About six months ago someone brought an unfinished 3D printed radio controlled (RC) P-38 Lightning a world war two era twin engined multirole fighter aircraft.

P-38 Lightning

This inspired me to design my own RC 3D printed aircraft that I called the Phoenix IV. Unfortunately, I had no idea how to design aircraft and 3D printing is a terrible way to make an aircraft. 3D printed parts are too heavy and fragile. I also made the nose too short so it was tail heavy, so I had to make a nose extension and put a huge battery behind the motor to compensate.

My step dad put the machine together and my dad provided advice and piloting skills (he’s currently Australian champion, in his class, flying model aircraft) he told me it probably wouldn’t fly, but he would give it a go. Well it did get off the ground for 0.25 of a second before the left wing hit the ground and it smashed and broke apart into several pieces.

The Doomed Phoenix IV

I was shattered (haha get it?). Not really. As soon as I got home from the airfield, VARMS in Knox, I started studying model aircraft that were similar to the one I wanted to build – fully aerobatic, but relatively easy to fly and stable. One ubiquitous example is the middle stick and its many imitators.

So I copied the dimensions of the middle stick such as the wing size in relation to the length of the fuselage and size of the tail, the position of the wing on the fuselage and the size the control surfaces. I decided to put the wing on the bottom and increased the dihedral because um… I don’t know.

So, this aircraft would be made out of balsa wood and carbon fibre.

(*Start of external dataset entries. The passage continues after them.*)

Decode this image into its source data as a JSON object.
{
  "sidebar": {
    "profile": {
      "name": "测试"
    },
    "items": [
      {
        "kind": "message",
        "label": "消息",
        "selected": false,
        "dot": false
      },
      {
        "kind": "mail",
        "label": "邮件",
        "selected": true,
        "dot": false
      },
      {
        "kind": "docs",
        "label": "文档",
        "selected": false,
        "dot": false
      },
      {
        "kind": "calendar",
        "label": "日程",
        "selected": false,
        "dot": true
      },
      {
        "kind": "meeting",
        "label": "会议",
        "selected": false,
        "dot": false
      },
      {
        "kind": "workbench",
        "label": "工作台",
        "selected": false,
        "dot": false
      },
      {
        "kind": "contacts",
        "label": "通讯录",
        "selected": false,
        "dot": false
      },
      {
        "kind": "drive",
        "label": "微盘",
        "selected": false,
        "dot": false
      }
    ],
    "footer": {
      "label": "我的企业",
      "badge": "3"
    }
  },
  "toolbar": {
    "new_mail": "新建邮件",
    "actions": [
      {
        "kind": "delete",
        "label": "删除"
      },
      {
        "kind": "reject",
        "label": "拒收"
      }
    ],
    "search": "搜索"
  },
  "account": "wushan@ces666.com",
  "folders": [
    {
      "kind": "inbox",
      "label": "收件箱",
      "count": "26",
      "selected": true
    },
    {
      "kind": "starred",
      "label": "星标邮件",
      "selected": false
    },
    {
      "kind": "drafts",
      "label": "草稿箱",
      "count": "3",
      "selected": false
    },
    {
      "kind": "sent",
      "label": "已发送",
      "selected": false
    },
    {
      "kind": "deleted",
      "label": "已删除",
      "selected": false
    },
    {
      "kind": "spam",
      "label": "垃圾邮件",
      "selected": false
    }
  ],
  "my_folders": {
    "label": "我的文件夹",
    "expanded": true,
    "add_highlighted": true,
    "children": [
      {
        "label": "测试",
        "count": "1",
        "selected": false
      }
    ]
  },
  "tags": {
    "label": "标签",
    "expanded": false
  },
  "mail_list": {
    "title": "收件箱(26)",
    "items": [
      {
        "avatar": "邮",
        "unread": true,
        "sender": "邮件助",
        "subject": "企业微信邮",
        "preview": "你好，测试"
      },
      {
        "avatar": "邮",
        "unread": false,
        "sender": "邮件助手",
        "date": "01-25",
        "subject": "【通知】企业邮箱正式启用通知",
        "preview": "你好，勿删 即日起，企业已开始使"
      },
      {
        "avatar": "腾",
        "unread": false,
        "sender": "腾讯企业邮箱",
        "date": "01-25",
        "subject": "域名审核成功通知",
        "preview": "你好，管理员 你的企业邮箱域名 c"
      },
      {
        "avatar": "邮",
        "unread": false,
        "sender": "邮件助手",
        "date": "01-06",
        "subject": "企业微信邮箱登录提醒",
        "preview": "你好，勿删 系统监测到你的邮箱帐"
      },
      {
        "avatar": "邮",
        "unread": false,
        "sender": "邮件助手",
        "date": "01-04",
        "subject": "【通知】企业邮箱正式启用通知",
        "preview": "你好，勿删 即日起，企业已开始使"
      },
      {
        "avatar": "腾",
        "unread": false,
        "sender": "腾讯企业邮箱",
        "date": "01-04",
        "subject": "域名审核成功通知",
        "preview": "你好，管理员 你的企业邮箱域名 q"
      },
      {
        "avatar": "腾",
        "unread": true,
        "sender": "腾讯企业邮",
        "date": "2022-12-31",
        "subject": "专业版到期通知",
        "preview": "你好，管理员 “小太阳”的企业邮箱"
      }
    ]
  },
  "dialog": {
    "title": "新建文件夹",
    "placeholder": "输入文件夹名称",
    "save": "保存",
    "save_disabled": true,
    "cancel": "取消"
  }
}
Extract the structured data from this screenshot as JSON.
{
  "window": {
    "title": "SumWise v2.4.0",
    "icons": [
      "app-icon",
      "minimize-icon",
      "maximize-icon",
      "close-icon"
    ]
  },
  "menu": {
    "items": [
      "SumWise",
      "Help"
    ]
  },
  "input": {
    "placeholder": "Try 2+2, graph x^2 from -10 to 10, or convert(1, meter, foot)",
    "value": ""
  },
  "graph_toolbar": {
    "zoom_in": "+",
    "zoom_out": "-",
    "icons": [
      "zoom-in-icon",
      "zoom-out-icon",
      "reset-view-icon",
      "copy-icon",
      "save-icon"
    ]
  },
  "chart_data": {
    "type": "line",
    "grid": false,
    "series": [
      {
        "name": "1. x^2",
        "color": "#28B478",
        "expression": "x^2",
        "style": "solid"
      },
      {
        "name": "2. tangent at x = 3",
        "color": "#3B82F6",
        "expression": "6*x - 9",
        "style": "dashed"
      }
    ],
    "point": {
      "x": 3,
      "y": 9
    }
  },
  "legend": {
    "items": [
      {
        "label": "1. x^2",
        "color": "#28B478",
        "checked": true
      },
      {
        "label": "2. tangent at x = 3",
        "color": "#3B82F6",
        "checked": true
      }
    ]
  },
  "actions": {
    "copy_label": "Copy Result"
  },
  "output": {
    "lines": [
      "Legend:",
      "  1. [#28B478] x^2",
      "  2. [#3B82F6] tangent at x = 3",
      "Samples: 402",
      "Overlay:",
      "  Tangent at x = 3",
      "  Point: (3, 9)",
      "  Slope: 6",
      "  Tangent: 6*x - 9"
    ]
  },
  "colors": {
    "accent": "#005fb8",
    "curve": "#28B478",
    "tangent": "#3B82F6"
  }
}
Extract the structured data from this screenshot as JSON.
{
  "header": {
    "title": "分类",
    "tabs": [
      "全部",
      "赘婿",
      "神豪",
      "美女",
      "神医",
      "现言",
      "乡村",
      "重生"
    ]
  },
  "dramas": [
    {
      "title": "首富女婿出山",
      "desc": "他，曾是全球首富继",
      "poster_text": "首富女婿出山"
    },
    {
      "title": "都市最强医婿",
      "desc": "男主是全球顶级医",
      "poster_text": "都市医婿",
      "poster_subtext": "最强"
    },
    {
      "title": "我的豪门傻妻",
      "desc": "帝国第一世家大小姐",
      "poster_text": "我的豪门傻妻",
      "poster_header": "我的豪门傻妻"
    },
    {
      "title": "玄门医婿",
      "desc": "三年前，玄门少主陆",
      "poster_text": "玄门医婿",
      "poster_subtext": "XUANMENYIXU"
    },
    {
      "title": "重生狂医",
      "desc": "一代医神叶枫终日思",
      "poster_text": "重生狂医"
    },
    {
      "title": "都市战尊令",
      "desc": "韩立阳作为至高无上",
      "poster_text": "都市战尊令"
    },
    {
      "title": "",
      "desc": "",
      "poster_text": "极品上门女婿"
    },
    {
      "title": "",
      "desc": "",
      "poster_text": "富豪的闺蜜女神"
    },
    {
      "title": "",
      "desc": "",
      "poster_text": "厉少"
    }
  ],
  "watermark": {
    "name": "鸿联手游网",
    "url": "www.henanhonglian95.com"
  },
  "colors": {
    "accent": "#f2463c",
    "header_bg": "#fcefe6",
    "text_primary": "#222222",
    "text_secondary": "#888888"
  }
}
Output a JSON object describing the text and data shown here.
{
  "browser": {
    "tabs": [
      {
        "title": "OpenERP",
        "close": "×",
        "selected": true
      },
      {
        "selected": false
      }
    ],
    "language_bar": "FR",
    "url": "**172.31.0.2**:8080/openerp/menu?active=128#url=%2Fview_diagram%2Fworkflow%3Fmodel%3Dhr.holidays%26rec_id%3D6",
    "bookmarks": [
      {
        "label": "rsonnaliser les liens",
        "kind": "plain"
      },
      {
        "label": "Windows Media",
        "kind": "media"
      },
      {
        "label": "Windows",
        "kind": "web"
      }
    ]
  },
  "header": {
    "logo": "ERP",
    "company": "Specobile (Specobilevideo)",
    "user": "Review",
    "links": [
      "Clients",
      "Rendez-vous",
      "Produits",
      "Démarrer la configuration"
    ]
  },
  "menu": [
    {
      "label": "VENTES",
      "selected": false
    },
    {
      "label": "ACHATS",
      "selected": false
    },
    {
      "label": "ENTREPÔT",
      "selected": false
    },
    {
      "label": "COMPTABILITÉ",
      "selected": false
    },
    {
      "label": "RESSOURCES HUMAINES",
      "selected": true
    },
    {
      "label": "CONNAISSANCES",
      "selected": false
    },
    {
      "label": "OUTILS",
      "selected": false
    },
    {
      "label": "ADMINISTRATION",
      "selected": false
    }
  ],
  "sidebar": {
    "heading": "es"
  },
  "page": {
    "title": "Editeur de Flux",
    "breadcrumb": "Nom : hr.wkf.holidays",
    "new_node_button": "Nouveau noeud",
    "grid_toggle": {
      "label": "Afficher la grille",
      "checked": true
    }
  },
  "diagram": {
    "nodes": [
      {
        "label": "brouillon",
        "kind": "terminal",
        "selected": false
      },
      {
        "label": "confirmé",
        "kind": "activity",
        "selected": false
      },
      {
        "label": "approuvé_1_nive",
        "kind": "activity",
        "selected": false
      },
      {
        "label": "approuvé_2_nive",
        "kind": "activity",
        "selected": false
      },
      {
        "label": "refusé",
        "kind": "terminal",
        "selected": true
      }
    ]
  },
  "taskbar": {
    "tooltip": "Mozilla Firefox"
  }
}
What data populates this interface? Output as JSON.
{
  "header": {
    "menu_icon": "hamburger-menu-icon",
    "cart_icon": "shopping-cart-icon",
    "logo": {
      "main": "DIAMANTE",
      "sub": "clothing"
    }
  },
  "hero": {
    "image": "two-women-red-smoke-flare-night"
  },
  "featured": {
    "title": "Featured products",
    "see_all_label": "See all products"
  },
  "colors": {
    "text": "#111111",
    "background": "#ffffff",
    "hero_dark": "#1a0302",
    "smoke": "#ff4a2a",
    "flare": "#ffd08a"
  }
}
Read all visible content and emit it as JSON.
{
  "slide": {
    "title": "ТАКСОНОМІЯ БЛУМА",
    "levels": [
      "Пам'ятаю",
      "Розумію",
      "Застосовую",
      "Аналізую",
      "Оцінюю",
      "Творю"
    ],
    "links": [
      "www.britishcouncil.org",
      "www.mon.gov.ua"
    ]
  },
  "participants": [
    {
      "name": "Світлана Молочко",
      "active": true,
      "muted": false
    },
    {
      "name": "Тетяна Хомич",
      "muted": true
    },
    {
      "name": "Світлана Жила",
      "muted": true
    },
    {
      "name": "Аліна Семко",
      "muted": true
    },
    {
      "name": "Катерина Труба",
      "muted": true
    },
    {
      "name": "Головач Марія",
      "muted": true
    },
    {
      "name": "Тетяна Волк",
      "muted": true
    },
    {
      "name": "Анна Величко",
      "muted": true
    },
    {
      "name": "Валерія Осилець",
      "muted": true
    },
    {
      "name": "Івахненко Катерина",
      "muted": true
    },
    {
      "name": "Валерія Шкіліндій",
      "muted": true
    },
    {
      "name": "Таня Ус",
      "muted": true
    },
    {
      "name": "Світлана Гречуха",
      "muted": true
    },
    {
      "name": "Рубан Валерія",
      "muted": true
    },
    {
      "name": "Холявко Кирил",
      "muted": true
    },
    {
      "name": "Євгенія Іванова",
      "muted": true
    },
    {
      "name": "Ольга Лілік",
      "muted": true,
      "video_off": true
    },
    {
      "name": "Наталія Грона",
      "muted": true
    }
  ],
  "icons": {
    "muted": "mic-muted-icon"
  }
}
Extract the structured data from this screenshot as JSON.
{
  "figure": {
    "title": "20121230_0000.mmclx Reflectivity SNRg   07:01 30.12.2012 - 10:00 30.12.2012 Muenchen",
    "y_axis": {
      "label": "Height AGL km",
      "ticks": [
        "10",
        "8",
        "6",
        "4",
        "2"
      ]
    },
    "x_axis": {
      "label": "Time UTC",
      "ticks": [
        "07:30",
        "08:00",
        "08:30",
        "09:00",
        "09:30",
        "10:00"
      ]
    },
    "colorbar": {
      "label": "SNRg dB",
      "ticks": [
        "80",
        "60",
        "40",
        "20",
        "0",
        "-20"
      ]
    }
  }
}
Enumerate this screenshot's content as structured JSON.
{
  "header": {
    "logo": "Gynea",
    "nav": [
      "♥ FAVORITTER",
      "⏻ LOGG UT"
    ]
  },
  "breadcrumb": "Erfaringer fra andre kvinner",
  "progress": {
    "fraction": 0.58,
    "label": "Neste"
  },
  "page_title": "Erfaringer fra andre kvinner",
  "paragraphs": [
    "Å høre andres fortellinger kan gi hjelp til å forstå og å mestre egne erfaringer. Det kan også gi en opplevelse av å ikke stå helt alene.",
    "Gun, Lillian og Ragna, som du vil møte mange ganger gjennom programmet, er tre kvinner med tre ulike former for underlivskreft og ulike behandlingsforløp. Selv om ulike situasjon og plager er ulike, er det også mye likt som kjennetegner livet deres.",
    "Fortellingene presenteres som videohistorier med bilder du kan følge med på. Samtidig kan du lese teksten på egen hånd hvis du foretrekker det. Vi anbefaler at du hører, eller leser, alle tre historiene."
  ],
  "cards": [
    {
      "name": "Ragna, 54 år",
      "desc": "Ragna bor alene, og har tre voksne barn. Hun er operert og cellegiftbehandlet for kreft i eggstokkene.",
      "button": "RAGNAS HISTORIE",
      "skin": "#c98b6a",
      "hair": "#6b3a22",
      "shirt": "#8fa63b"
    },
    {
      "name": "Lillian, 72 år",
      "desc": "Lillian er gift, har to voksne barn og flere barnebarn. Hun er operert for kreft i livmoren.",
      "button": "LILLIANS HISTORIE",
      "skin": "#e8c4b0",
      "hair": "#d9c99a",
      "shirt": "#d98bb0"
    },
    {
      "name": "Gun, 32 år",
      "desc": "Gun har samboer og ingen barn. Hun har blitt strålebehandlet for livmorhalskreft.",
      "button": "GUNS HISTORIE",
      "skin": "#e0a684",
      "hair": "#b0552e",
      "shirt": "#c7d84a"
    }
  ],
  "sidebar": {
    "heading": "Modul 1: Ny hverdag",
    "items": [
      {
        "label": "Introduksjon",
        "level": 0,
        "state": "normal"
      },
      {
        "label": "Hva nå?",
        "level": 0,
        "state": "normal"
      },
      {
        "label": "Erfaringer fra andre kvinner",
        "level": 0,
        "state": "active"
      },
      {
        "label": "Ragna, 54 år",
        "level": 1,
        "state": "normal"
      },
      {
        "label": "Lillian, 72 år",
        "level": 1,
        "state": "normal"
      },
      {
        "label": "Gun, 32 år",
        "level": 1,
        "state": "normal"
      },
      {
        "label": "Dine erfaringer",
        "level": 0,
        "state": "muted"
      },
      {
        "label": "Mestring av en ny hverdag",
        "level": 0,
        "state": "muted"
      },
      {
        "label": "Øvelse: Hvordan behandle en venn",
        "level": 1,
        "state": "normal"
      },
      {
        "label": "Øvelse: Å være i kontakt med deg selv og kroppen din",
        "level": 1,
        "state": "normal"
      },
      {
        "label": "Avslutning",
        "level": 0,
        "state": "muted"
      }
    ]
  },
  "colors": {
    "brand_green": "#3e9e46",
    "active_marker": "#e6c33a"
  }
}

It would be larger stronger and lighter than my first attempt.

Next it was time to start designing, so I booted up Fusion 360 and got to work.